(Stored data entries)

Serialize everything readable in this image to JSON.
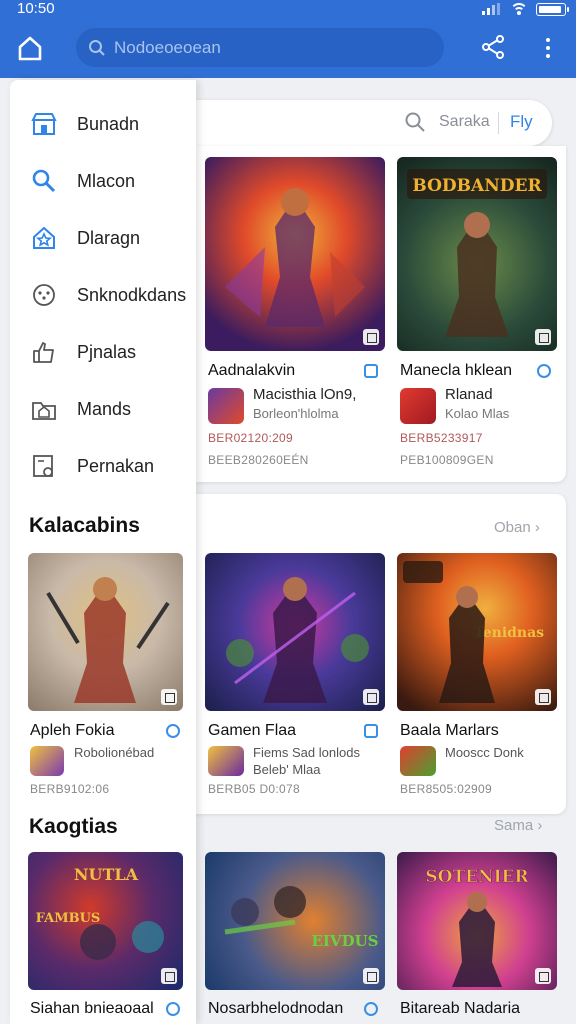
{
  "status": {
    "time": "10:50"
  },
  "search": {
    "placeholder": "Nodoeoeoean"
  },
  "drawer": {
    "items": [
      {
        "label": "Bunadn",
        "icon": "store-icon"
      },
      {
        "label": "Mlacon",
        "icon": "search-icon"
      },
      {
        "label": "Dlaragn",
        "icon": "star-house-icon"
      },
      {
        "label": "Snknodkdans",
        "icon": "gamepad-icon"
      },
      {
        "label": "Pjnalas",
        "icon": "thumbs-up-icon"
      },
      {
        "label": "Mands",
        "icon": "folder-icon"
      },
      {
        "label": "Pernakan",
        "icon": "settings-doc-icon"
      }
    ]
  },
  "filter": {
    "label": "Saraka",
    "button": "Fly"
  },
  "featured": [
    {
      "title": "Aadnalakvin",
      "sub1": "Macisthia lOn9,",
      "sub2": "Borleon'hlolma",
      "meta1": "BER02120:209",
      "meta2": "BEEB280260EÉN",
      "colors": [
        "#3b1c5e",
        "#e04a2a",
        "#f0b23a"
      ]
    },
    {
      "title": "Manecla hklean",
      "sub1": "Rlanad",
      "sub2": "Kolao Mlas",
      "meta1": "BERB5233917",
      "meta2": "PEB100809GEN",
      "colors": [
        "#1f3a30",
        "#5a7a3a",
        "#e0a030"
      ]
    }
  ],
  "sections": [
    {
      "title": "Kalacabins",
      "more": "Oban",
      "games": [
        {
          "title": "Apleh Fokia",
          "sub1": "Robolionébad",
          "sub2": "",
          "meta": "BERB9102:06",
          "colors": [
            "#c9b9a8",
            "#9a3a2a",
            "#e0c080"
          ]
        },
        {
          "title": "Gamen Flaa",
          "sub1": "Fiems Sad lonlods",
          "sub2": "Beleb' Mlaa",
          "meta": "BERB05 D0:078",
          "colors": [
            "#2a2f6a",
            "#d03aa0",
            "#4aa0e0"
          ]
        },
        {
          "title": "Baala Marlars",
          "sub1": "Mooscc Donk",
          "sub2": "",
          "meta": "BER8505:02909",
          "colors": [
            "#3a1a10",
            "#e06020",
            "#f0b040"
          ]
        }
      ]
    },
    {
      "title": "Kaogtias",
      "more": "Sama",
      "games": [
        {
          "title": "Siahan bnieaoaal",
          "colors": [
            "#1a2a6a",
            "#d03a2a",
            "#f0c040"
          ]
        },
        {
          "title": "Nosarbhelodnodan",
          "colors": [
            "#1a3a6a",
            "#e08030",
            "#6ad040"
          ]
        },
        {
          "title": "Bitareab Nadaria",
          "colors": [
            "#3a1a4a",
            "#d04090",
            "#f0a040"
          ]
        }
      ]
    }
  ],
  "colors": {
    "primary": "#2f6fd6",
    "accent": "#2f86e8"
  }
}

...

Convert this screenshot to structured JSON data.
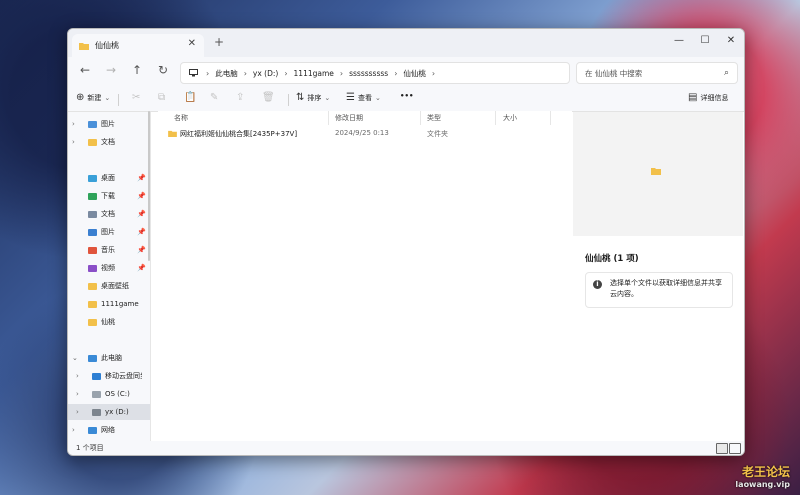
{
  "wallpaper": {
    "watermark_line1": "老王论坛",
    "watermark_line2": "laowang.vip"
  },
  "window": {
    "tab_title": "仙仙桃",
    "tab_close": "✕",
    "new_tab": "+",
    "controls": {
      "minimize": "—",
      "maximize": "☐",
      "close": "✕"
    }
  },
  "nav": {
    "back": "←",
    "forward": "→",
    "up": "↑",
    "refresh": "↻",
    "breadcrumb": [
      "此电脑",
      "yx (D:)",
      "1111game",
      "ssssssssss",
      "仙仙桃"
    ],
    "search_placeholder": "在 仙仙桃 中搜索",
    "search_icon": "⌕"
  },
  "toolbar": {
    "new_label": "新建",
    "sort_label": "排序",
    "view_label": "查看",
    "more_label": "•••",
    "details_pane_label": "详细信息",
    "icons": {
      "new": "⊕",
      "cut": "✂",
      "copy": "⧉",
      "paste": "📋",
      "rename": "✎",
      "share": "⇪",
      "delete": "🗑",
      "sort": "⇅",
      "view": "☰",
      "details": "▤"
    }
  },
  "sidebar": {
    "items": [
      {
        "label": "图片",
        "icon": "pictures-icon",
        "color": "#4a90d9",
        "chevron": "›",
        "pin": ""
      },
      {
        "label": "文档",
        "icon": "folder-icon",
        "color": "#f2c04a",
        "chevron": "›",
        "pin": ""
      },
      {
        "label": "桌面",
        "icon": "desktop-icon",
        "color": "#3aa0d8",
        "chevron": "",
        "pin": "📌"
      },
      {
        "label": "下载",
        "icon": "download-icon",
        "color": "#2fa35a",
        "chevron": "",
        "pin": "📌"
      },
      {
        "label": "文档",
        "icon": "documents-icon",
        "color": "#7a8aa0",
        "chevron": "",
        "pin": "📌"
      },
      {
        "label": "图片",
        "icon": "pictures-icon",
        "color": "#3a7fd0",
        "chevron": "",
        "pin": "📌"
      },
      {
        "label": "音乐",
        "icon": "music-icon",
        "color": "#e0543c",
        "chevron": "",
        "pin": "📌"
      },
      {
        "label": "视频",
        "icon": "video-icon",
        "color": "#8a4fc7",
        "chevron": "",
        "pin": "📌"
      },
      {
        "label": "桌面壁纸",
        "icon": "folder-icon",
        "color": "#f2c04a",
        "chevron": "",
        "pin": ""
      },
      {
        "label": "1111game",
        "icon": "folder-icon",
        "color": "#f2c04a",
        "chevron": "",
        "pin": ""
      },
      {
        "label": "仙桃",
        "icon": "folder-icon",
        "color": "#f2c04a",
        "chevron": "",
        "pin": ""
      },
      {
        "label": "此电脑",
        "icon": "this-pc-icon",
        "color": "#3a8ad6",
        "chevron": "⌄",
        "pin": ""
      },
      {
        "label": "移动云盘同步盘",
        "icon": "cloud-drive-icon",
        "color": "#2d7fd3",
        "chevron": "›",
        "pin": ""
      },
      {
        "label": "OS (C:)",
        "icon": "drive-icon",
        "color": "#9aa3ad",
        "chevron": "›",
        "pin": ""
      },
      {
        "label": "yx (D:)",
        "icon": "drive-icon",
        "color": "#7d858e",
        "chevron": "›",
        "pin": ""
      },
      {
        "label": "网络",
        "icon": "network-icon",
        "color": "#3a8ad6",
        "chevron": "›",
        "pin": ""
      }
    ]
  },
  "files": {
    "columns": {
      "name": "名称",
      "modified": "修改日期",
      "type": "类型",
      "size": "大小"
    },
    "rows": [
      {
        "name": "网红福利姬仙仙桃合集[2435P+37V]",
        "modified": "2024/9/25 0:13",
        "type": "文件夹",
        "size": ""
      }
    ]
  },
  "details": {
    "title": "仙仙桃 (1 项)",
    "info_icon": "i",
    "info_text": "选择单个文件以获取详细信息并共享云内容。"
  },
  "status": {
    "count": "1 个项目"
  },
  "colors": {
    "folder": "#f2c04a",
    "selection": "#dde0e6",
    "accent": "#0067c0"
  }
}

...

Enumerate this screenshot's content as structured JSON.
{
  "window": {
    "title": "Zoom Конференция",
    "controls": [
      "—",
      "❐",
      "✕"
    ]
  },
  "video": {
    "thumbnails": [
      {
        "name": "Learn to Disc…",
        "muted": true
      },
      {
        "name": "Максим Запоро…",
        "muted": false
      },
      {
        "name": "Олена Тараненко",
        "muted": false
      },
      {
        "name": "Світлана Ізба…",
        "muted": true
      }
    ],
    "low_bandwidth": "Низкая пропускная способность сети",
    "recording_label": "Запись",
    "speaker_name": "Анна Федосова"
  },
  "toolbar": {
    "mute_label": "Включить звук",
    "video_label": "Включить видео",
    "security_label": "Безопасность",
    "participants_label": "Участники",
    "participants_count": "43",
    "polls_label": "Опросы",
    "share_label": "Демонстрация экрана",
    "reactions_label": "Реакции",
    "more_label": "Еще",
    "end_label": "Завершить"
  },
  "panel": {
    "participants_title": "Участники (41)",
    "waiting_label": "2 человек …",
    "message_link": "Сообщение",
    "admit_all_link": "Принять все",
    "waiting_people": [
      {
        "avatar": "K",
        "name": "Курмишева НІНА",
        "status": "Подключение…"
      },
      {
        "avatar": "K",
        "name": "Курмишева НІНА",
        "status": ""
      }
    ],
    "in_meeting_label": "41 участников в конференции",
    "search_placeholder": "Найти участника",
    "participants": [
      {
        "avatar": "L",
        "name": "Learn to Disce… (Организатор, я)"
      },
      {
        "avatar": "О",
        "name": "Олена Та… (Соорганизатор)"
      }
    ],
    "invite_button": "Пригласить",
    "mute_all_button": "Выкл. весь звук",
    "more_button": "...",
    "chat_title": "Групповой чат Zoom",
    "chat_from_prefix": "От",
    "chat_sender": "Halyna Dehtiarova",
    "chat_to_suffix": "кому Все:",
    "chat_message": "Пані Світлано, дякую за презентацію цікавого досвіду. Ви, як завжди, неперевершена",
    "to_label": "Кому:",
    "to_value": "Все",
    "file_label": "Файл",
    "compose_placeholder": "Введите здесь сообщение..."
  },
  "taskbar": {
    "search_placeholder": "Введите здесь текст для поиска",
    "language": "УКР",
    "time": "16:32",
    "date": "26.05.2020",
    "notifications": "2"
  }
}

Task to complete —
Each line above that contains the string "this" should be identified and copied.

Answer below —
Serialize everything readable in this image to JSON.
Convert this screenshot to structured JSON data.
        "icon": "this-pc-icon",
Enumerate this screenshot's content as structured JSON.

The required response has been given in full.